It is pretty believable. The alleged SS logo is, on closer inspection, a double four. The same e-mail address written on his back shows that ostensibly to be the case. With that in mind, the “HH” becomes a little less incriminating. The whole script is indeed a gmail address.

This was the most laughable of all three racism scandals. The man in question was no doubt a touch eccentric. He no doubt regrets having not checked the democratic clarity of his handwriting prior to baring his chest for the world, but he was rather swiftly absolved. We could all have a good laugh at both his and the reactionary Twittersphere’s expense.

Less amusing were the other two racism scandals to involve German football. The first came during Nigeria’s 0-0 draw with Iran, when ARD commentator Steffen Simon – a man famed for his catastrophic propensity to offend – claimed that the Iranians were “Southerners, and therefore not very well organised”.

It was a misjudged comment at best, a disgracefully lazy lapse into racism from an extremely smug individual at worst. Simon was roundly decried for “salon racism”, and forced to offer an apology later in the game.

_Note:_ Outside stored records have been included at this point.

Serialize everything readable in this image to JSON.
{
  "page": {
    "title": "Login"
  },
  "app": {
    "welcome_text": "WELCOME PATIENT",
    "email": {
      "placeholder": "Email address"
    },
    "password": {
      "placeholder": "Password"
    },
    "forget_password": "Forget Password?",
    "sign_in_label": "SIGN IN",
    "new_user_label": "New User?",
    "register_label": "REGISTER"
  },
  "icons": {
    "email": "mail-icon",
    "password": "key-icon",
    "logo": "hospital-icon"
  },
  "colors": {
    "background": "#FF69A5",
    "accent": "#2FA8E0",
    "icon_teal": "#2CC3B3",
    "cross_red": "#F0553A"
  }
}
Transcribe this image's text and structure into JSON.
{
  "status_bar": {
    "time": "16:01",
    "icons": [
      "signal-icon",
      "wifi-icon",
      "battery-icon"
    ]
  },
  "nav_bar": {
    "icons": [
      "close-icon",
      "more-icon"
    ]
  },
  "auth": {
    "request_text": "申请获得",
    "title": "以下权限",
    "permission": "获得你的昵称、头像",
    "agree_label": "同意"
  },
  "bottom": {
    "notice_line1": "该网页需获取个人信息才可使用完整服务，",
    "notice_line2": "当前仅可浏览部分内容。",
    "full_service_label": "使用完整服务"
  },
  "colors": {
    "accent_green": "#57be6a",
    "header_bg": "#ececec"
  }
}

Germany’s indignation when faced with Simon’s offensive comments is worth remembering when it comes to the fallout over the third racism scandal.

Two fans were pictured during the same game between Germany and Ghana smiling at the camera. Both were crudely blacked up, both wearing t-shirts on which they had scribbled the word “Ghana”.



Those individuals were rightly condemned, and Fifa are said to be looking into the issue. Like our streaking friend, the accidental Nazi, though, the blacked up fans were reported to be German, when their nationality was both uncertain and irrelevant.

That put the German populist media on the defensive. Naturally. When your target audience – Germany fans – are being accused of racism, you defend them. They found out that the men were probably Swiss, and sat back, content that the German fans had been wrongly accused of racism. The rest of the German press barely reported it at all. It is a great shame, because, whether they are Swiss, German or from the mIsle of Man, their embarrassing little stunt is something which could have done with more thoughtful coverage.  

Blacking up is astonishingly uncontroversial in Germany. Awareness of its historical significance, its inherent connection with a grotesque and ingrained vein of racism, is not particularly high. For many, it is no different to donning a wig or a applying some lipstick. The staggeringly unfunny German impressionist Matze Knop blacks up almost every week to impersonate Bayern and Brazil defender Dante Bonfim.

That is not to excuse anyone who chooses to do it. There are enough Germans who do recognise that it is unacceptable to render those who refuse to a stubbornly backward bunch. But they are a bunch who will not be roundly condemned in the manner that Steffen Simon was, or in the manner that they would be in countries with a larger black community.

The deeper sociological reasons for Germany’s apparent lack of concern with blacking up go beyond the capabilities of a mere football writer. What is clear to all and sundry, though, is that the issue needs greater debate. And more considered debate.

Naming and shaming those who indulge in lazy racism in a mere 140 characters is all well and good when, like with Steffen Simon, the offence is clear to everybody. Then, the outrage, and the immediate, democratic clip around the ear is, in fact, constructive.

But you can’t clip a general viewpoint round the ear, however pig-headed it may seem. You can’t simply scream racist at those fans and hope they will be dealt with accordingly. Until the perception of blacking up in the German media – and, no doubt, in that of many other countries – changes, then a more constructive and patient debate about this issue is needed.

There are more considered voices in Germany who had the opportunity to initiate such a debate this week, and most failed to do so. But so did those who merely cursed loudly about racist German fans. Racism is largely borne of ignorance. Let us then seek to understand and communicate, rather than accuse and condemn.